New Test for Contaminated Sprouts 20

New test for contaminated sprouts

Ontario Farmer
Jim Romahn

The sprouts industry has, according to this story, a new method for testing for food-poisoning bacteria.

The story says that the new test is much faster and broader because the samples are taken from the irrigation water used to grow the sprouts, then concentrated and tested. The standard alternative approach has been to take a sample of irrigation water and multiply the bacteria populations to the point where tests can be run for harmful strains.

Despite the high risk and these test improvements, so far no commercial sprouts growers have picked up on the research by a team at the University of Guelph.

Student Rachael McEgan was cited as saying the only commercial interest so far has come from a lettuce grower in Florida.

She was at a poster presentation of the research during the recently-held 49th annual meeting of the Ontario Food Protection Association at Mississauga.

McEgan worked with a colleague, T.J. Fu, under the leadership of professor Keith Warriner.

McEgan said their test provides results within six to eight hours. It’s broader because it involves a larger volume of water.

Two years ago there was a major outbreak of food poisoning in Ontario that was traced to mung bean sprouts. Alfalfa sprouts have been fingered in so many outbreaks that food safety specialist Dr. Doug Powell of Kansas State University called them one of the riskiest foods on the market.



Note from the SproutNet

Although this research is very promising, according to Dr Fu, as of this writing there are no commercially available “concentrators” for food sampling and testing. There are a number of tangential flow filtration (TFF) systems that are commonly used by the pharmaceutical industry. Depending on the applications, there are units that can process small samples (less than 100 ml) and there are also units that can process very large volumes of fluids (e.g., 10,000 L).  None of them have the capacity in the range of 10 L, with a detection limit of 1-10 cfu/10 L. which is what the commercial sprout production industry needs.


The concentrator they used can be found in

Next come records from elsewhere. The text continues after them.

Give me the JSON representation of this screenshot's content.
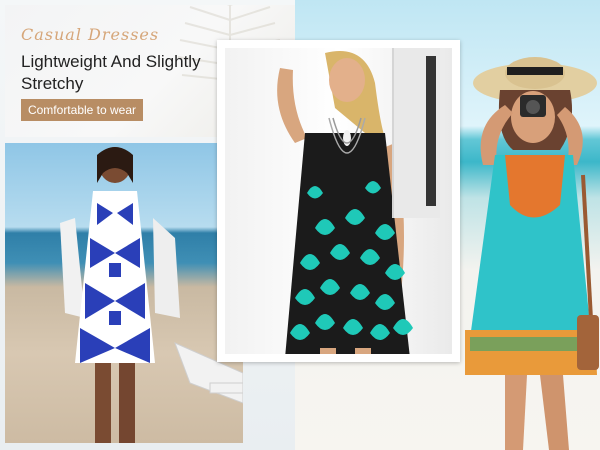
{
  "banner": {
    "script_title": "Casual Dresses",
    "headline_line1": "Lightweight And Slightly",
    "headline_line2": "Stretchy",
    "badge": "Comfortable to wear"
  },
  "colors": {
    "badge": "#b88d64",
    "script": "#d6a679",
    "dress_dark": "#1b1b1b",
    "dress_teal": "#1fc9b8",
    "dress_blue": "#2a3fb8"
  }
}
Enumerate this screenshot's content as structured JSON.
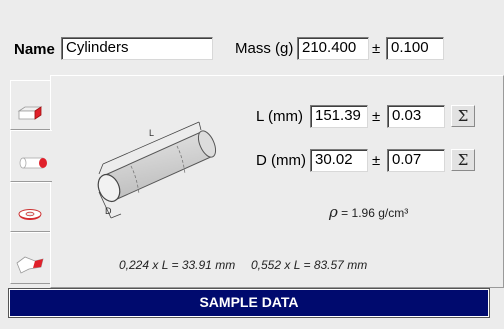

“Interventions to Improve Food Safety of Sprouted Seeds”, a PowerPoint Presentation by Keith Warriner for British Columbia’s Premier Food Safety Conference – October 18, 2007.